WIP: Broken Lines Pullover from Knitting Short-Rows
I will get to meet Jennifer Dassau when she visits Interweave’s offices, and I couldn’t be more excited. Her new book, Knitting Short Rows, impressed me when it first came out in late 2016—beautiful patterns, clear techniques, and deep discussions of when to choose between different methods for short rows. Yep, I dig the nerdy technical side of knitting.
Now that I’m actually knitting my first project from her book, it will be even more fun to chat with Jennifer! Last week, I swatched and cast on for the Broken Lines Pullover. This pattern caught my eye way back in January, when I wrote about sweater silhouettes that flattered my petite rectangle body type.
Broken Lines also uses up some old yarn in my stash. I’ve had this stuff since before Ravelry existed, back in the dawn of knitting time. When I lived in Kansas, every road trip to Lawrence included a visit to the Yarn Barn. On one happy day, I found a batch of DK-weight silk and wool yarn, very similar to Elsebeth Lavold Silky Wool, in the remainder bin. One big skein came in a medium-gray; the others were undyed.
All these skeins traveled to the cash register, then back to my stash closet—where they promptly sat for some time. I dyed some of the yarn burgundy, some deep blue, and some light blue, then knitted 3 different sweaters that became wardrobe staples until I gave them away. There was still plenty of hand-dyed yarn left over, plus the entire skein of medium-gray. Most of the burgundy and blue yarns went into another dye bath, where they became a rich almost-black with undertones of the original colors. All this gorgeous yarn sat for a few more years, waiting for the perfect project.
Then Jennifer’s book crossed my path. When I saw Broken Lines, the word “Eureka!” crossed my lips. At last, the perfect project had arrived. Smart swatching revealed that I could achieve stitch gauge with this yarn on size 4 needles. My advanced gauge tricks wouldn’t be necessary.

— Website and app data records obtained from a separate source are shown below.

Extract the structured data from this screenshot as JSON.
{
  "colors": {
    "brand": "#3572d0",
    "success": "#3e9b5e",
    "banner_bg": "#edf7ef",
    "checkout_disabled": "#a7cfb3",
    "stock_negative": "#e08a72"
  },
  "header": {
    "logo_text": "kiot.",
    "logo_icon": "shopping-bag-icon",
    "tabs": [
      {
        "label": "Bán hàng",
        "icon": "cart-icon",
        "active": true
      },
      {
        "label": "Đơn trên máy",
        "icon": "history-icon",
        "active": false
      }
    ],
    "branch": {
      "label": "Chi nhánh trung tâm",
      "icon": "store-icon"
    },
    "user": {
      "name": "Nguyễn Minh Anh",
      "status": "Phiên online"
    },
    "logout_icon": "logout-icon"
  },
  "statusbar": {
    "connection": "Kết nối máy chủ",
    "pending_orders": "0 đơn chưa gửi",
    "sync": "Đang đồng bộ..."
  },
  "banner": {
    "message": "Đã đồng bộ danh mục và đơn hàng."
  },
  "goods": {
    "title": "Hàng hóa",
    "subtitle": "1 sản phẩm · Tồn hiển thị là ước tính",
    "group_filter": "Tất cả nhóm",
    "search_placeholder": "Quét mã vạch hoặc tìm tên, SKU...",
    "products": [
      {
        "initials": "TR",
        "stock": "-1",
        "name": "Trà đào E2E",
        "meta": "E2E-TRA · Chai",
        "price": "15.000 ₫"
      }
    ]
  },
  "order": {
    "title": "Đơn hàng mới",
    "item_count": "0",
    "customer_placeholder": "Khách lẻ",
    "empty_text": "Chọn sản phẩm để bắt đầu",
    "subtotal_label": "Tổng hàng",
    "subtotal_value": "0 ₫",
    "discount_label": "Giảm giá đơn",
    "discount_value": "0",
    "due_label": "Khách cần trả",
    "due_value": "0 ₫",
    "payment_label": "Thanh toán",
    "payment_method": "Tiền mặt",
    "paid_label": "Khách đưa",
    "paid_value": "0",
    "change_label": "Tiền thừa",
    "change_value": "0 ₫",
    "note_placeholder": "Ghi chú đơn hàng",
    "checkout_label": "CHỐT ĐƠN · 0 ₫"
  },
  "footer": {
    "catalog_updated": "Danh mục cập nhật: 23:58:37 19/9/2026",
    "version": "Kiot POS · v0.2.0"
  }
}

However, my row gauge was off: the pattern called for 6 stitches per row, and I was getting 7 stitches to the inch. Since the Broken Lines Pullover is a top-down sweater with simultaneous set-in sleeves, I couldn’t ignore row gauge. I went back to Sara Dudek’s post about planning a top-down raglan and recalculated the rate of increase for the armholes and sleeve caps. The armhole depth will now fit me, and only Jennifer would notice that my increases don’t match her pattern—I slipped in a few extra rows to achieve perfect armhole depth.
Now I’ve divided the body from the sleeves, and knitting will go much faster. A few more calculations will help me place the waist shaping at the right spot and evenly taper the sleeves when I shorten them for my stubby little T-rex arms. Maybe I can even try on the sweater for Jennifer! I hope she likes my variations! #designerfangirl #knittingstalker
Knitting Short-Rows by Jennifer Dassau